Reflections from a tired momma

K's arrival to our home seemed rushed and a bit unplanned. It was a delicate situation for various reasons, and K didn't find out she was moving in with us until the week she moved in. Nobody really explained to her what was going to happen and why it was happening. So, we had lots of explaining to do when she moved in. We noticed that she was not very expressive--she didn't say how she felt about the situation, she didn't ask questions, she didn't ask about her foster or biological family. She would just get kind of a blank stare whenever we talked about it. Towards the end of week two she told us, "I like y'alls house. I get to play in the living room and y'all cook good." It was her first display of expression--I wanted to hug her, but I didn't want to freak her out because she hadn't been affectionate with us (though she would try to touch strangers' hair or jewelry and give them hugs...).

It's been a little over five weeks since she moved in, and she's opening up more and more over time.  She's expressed a fear of being adopted--mainly because she's afraid of the judge. She told us a few weeks ago that this is the first time she's ever had her own bed. She's asked questions about her birth mom and foster mom and has accepted the truth very well. She has taken to Nate a lot quicker than me--she's never met her birth father before, so Nate is the first male to be in her life. She calls him dad sporadically and she tells him she loves him at night. But it hasn't been so easy for her to make the transfer that I will be her mom. She calls me mom 5:10 times, and she's only returned my "I love you" with an "I love you too" once...and it was mumbled and uncomfortable. If I'm being honest, this is really difficult for me. I understand that it will take her a while to trust me because the "moms" in her life have not been trustworthy. I understand that she has been hurt by these women, but it's a hard pill to swallow. 


For the past few days J-man's been talking an awful lot about police officers, asking questions like, Why do police officers ask people to put their hands up? What happens if someone doesn't put his hands up? Why do police officers point guns at people? Tonight the questions continued in various forms. I know J's bio parents have a history with law enforcement, and he's seen his fair share of violence. When he first moved in, he told us lots of stories involving violence, arrests, and his birth parents. I've learned with J and other foster kids to let them talk and ask questions, answer honestly, and then use it as a moment to ask my own questions. So tonight I asked if he had ever seen his birth dad be arrested.
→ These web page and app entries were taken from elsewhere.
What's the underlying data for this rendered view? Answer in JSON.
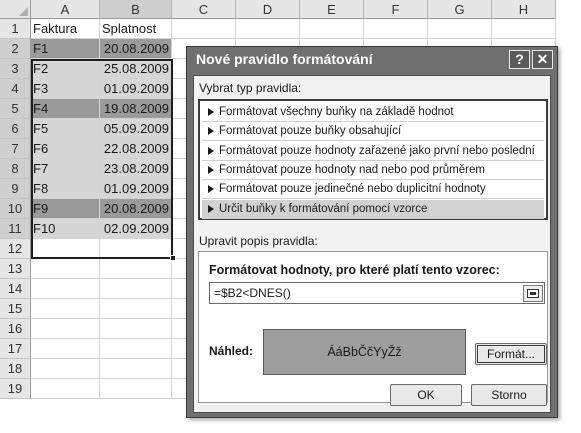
{
  "sheet": {
    "columns": [
      "A",
      "B",
      "C",
      "D",
      "E",
      "F",
      "G",
      "H"
    ],
    "rows": [
      "1",
      "2",
      "3",
      "4",
      "5",
      "6",
      "7",
      "8",
      "9",
      "10",
      "11",
      "12",
      "13",
      "14",
      "15",
      "16",
      "17",
      "18",
      "19"
    ],
    "cells": [
      {
        "a": "Faktura",
        "b": "Splatnost",
        "shade": "none"
      },
      {
        "a": "F1",
        "b": "20.08.2009",
        "shade": "dark"
      },
      {
        "a": "F2",
        "b": "25.08.2009",
        "shade": "light"
      },
      {
        "a": "F3",
        "b": "01.09.2009",
        "shade": "light"
      },
      {
        "a": "F4",
        "b": "19.08.2009",
        "shade": "dark"
      },
      {
        "a": "F5",
        "b": "05.09.2009",
        "shade": "light"
      },
      {
        "a": "F6",
        "b": "22.08.2009",
        "shade": "light"
      },
      {
        "a": "F7",
        "b": "23.08.2009",
        "shade": "light"
      },
      {
        "a": "F8",
        "b": "01.09.2009",
        "shade": "light"
      },
      {
        "a": "F9",
        "b": "20.08.2009",
        "shade": "dark"
      },
      {
        "a": "F10",
        "b": "02.09.2009",
        "shade": "light"
      }
    ]
  },
  "dialog": {
    "title": "Nové pravidlo formátování",
    "help_label": "?",
    "close_label": "✕",
    "select_rule_label": "Vybrat typ pravidla:",
    "rule_types": [
      "Formátovat všechny buňky na základě hodnot",
      "Formátovat pouze buňky obsahující",
      "Formátovat pouze hodnoty zařazené jako první nebo poslední",
      "Formátovat pouze hodnoty nad nebo pod průměrem",
      "Formátovat pouze jedinečné nebo duplicitní hodnoty",
      "Určit buňky k formátování pomocí vzorce"
    ],
    "selected_rule_index": 5,
    "edit_description_label": "Upravit popis pravidla:",
    "formula_header": "Formátovat hodnoty, pro které platí tento vzorec:",
    "formula_value": "=$B2<DNES()",
    "preview_label": "Náhled:",
    "preview_text": "ÁáBbČčYyŽž",
    "format_button": "Formát...",
    "ok_button": "OK",
    "cancel_button": "Storno"
  },
  "colors": {
    "dark_fill": "#9a9a9a",
    "light_fill": "#d6d6d6",
    "dialog_frame": "#6f6f6f"
  }
}
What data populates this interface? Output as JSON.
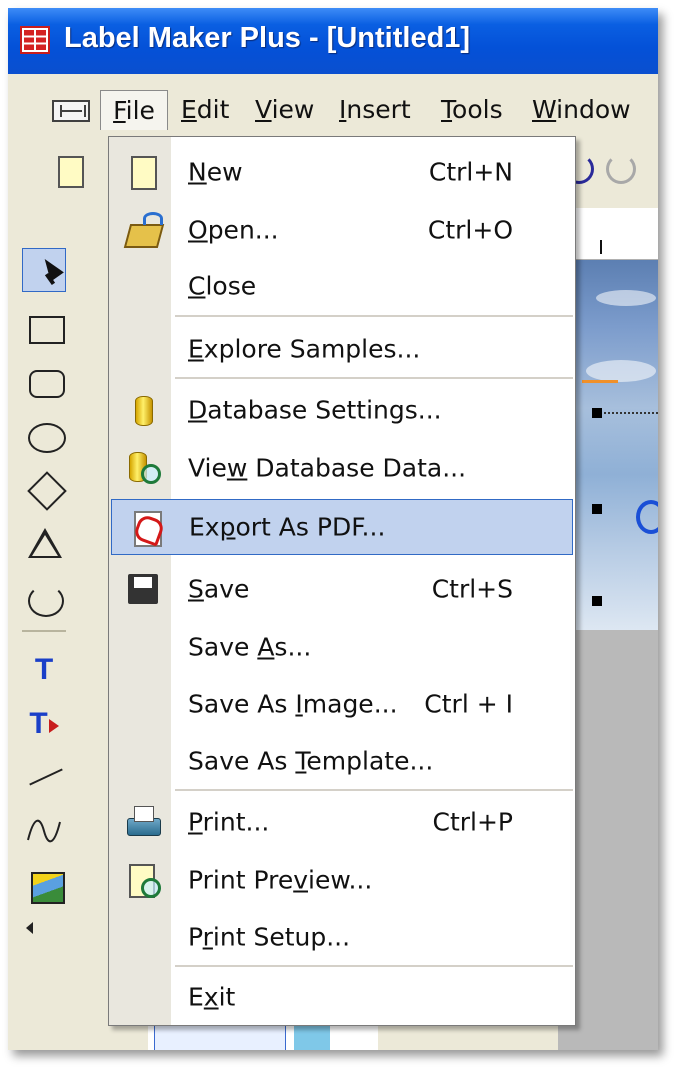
{
  "window": {
    "title": "Label Maker Plus - [Untitled1]",
    "app_icon": "label-maker-app-icon"
  },
  "menubar": {
    "items": [
      {
        "label": "File",
        "mnemonic": "F",
        "active": true
      },
      {
        "label": "Edit",
        "mnemonic": "E"
      },
      {
        "label": "View",
        "mnemonic": "V"
      },
      {
        "label": "Insert",
        "mnemonic": "I"
      },
      {
        "label": "Tools",
        "mnemonic": "T"
      },
      {
        "label": "Window",
        "mnemonic": "W"
      }
    ]
  },
  "file_menu": {
    "items": [
      {
        "label": "New",
        "shortcut": "Ctrl+N",
        "icon": "new-document-icon"
      },
      {
        "label": "Open...",
        "shortcut": "Ctrl+O",
        "icon": "open-folder-icon"
      },
      {
        "label": "Close"
      },
      {
        "label": "Explore Samples..."
      },
      {
        "label": "Database Settings...",
        "icon": "database-icon"
      },
      {
        "label": "View Database Data...",
        "icon": "view-database-icon"
      },
      {
        "label": "Export As PDF...",
        "icon": "pdf-icon",
        "highlighted": true
      },
      {
        "label": "Save",
        "shortcut": "Ctrl+S",
        "icon": "save-disk-icon"
      },
      {
        "label": "Save As..."
      },
      {
        "label": "Save As Image...",
        "shortcut": "Ctrl + I"
      },
      {
        "label": "Save As Template..."
      },
      {
        "label": "Print...",
        "shortcut": "Ctrl+P",
        "icon": "printer-icon"
      },
      {
        "label": "Print Preview...",
        "icon": "print-preview-icon"
      },
      {
        "label": "Print Setup..."
      },
      {
        "label": "Exit"
      }
    ]
  },
  "tools": [
    "select-arrow-icon",
    "rectangle-icon",
    "rounded-rectangle-icon",
    "ellipse-icon",
    "diamond-icon",
    "triangle-icon",
    "pie-shape-icon",
    "text-icon",
    "text-style-icon",
    "line-icon",
    "curve-icon",
    "image-icon"
  ],
  "colors": {
    "titlebar": "#0a5fe2",
    "menu_highlight": "#c1d2ee",
    "menu_highlight_border": "#316ac5",
    "chrome": "#ece9d8",
    "tool_text": "#1a3fc8"
  }
}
I knew the answer to my question, but I wanted to give him an opportunity to talk about it if he wanted to. 

"Yeah," he said hurriedly. "And, and [he stutters when he gets excited] the cops were pointing a gun at the house like this" he blurted as he kneeled on his chair and mimicked holding a shot gun or a rifle. "I don't know why they were pointing the gun at the house," he said curiously. 

"Well, did your birth dad have a gun?" I asked. 

He said that he didn't have one, so I explained that sometimes when police officers are called to a house, they don't know what's going on inside, so they have to be ready to protect themselves and the people around them just in case the people inside are doing something really bad that could put others in danger. J explained that the cops took his birth dad to jail. 

"Is that when you went to Aunt C's [his foster mom before us]?" 

"Yeah," he said in between bites of rice, "but I didn't get to go with the police. I asked them if I could, but I went with two guys instead." And as quickly as our conversation started, it ended as he changed topics like five year olds are known to do. J has been with us for over a year, but tonight reminded me that his trauma is deep. 

As I reflect on all of this tonight, I am pissed that parents could neglect their children. My heart aches when I think about all my babies have seen and been through. If I could transfer all of that to me so they could be trauma free, I would. I feel inadequate to help them through all of this in a loving and patient way, and I feel tired. The tantrums, the out of control, over the top behaviors  (while all justifiable considering what they've experienced), constant redirection, etc. etc. have just worn me down and left me feeling...well, tired, I guess. My whole body feels it. My arms and back ache, I'm not motivated to run or cook, and all I want to do is eat cereal. When I talk to some people about this, they kind of brush it off and say things like, "Yeah, parenting is hard." I recognize that...I do...but what bothers me about statements like this is that I don't think people (unless they've been foster parents themselves) really understand how hard it is to be in our shoes. I don't want a pat on the back or an award, but what I do want is acknowledgment that our situation is different and complex and difficult. I guess I want my feelings to be validated--which sounds lame now that I've just typed it. I know this stress is worth it--but parenting two children with backgrounds like ours is just tough...and tiring. 

1 comment:

Erin said...

Though my boys' situations are different, the attachment dance can be very much similar. It is exhausting physically and emotionally to help these kiddos heal. I feel like I am barely surviving my own emotions and yet we also have to walk with our kiddos through theirs...so thankful for a savior willing to step into exhaustion, yuck, and sorrow for us. Not to say adoptive parents are at all the savior of these kids, but that we are broken ones being healed right alongside our adopted kiddos. Have grace for yourself and pour your heart out to the Lord because He gets it. It IS absolutely hard to love someone who won't receive...am struggling with that myself these days.